● **ACTIVITY**:
Please retype the entries below word for word, passing over every picture.

● **TASK INPUT**:
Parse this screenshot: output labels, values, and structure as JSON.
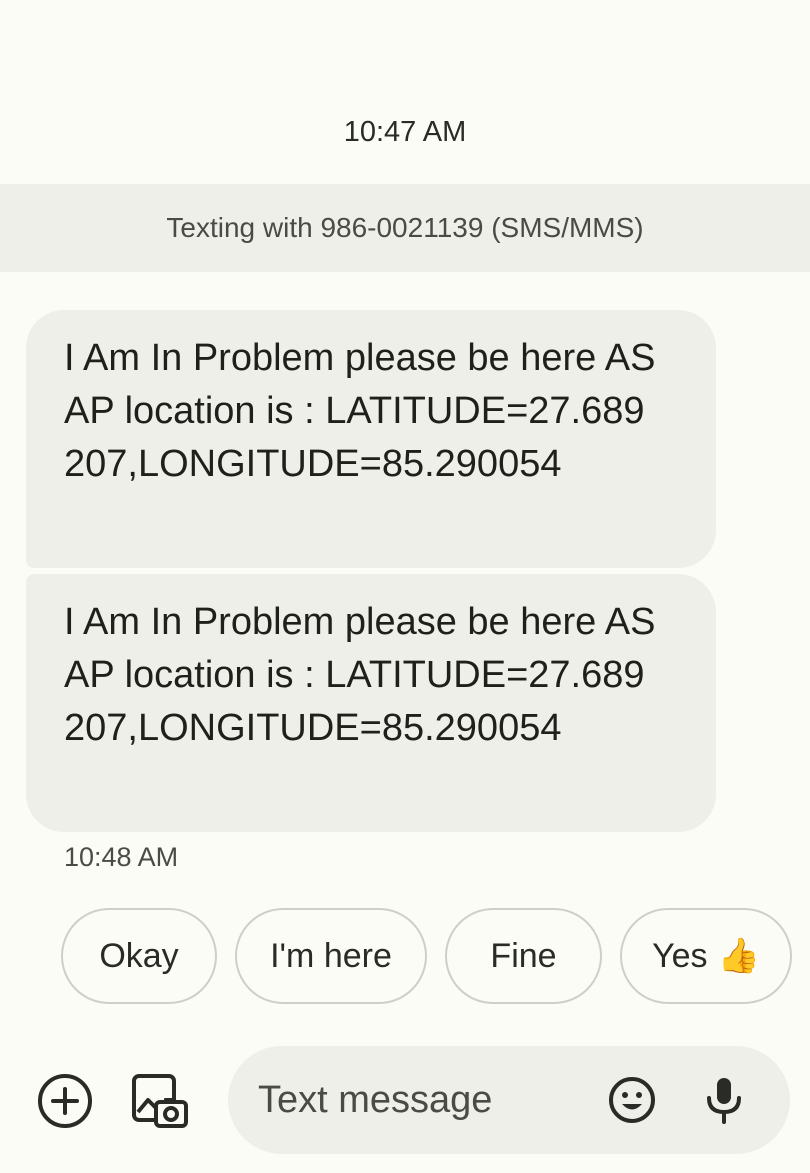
{
  "conversation": {
    "top_timestamp": "10:47 AM",
    "texting_with": "Texting with 986-0021139 (SMS/MMS)",
    "messages": [
      {
        "text": "I Am In Problem please be here ASAP location is : LATITUDE=27.689207,LONGITUDE=85.290054"
      },
      {
        "text": "I Am In Problem please be here ASAP location is : LATITUDE=27.689207,LONGITUDE=85.290054"
      }
    ],
    "message_timestamp": "10:48 AM"
  },
  "smart_replies": [
    {
      "label": "Okay"
    },
    {
      "label": "I'm here"
    },
    {
      "label": "Fine"
    },
    {
      "label": "Yes",
      "emoji": "👍"
    }
  ],
  "composer": {
    "placeholder": "Text message",
    "icons": [
      "add-icon",
      "gallery-icon",
      "emoji-icon",
      "mic-icon"
    ]
  },
  "colors": {
    "background": "#fcfcf6",
    "bubble": "#efefe9",
    "banner": "#efefea",
    "chip_border": "#cfcfca",
    "text": "#1f1f1c"
  }
}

● **TASK SOLUTION**:
Parse this screenshot: output labels, values, and structure as JSON.
{
  "conversation": {
    "top_timestamp": "10:47 AM",
    "texting_with": "Texting with 986-0021139 (SMS/MMS)",
    "messages": [
      {
        "text": "I Am In Problem please be here ASAP location is : LATITUDE=27.689207,LONGITUDE=85.290054"
      },
      {
        "text": "I Am In Problem please be here ASAP location is : LATITUDE=27.689207,LONGITUDE=85.290054"
      }
    ],
    "message_timestamp": "10:48 AM"
  },
  "smart_replies": [
    {
      "label": "Okay"
    },
    {
      "label": "I'm here"
    },
    {
      "label": "Fine"
    },
    {
      "label": "Yes",
      "emoji": "👍"
    }
  ],
  "composer": {
    "placeholder": "Text message",
    "icons": [
      "add-icon",
      "gallery-icon",
      "emoji-icon",
      "mic-icon"
    ]
  },
  "colors": {
    "background": "#fcfcf6",
    "bubble": "#efefe9",
    "banner": "#efefea",
    "chip_border": "#cfcfca",
    "text": "#1f1f1c"
  }
}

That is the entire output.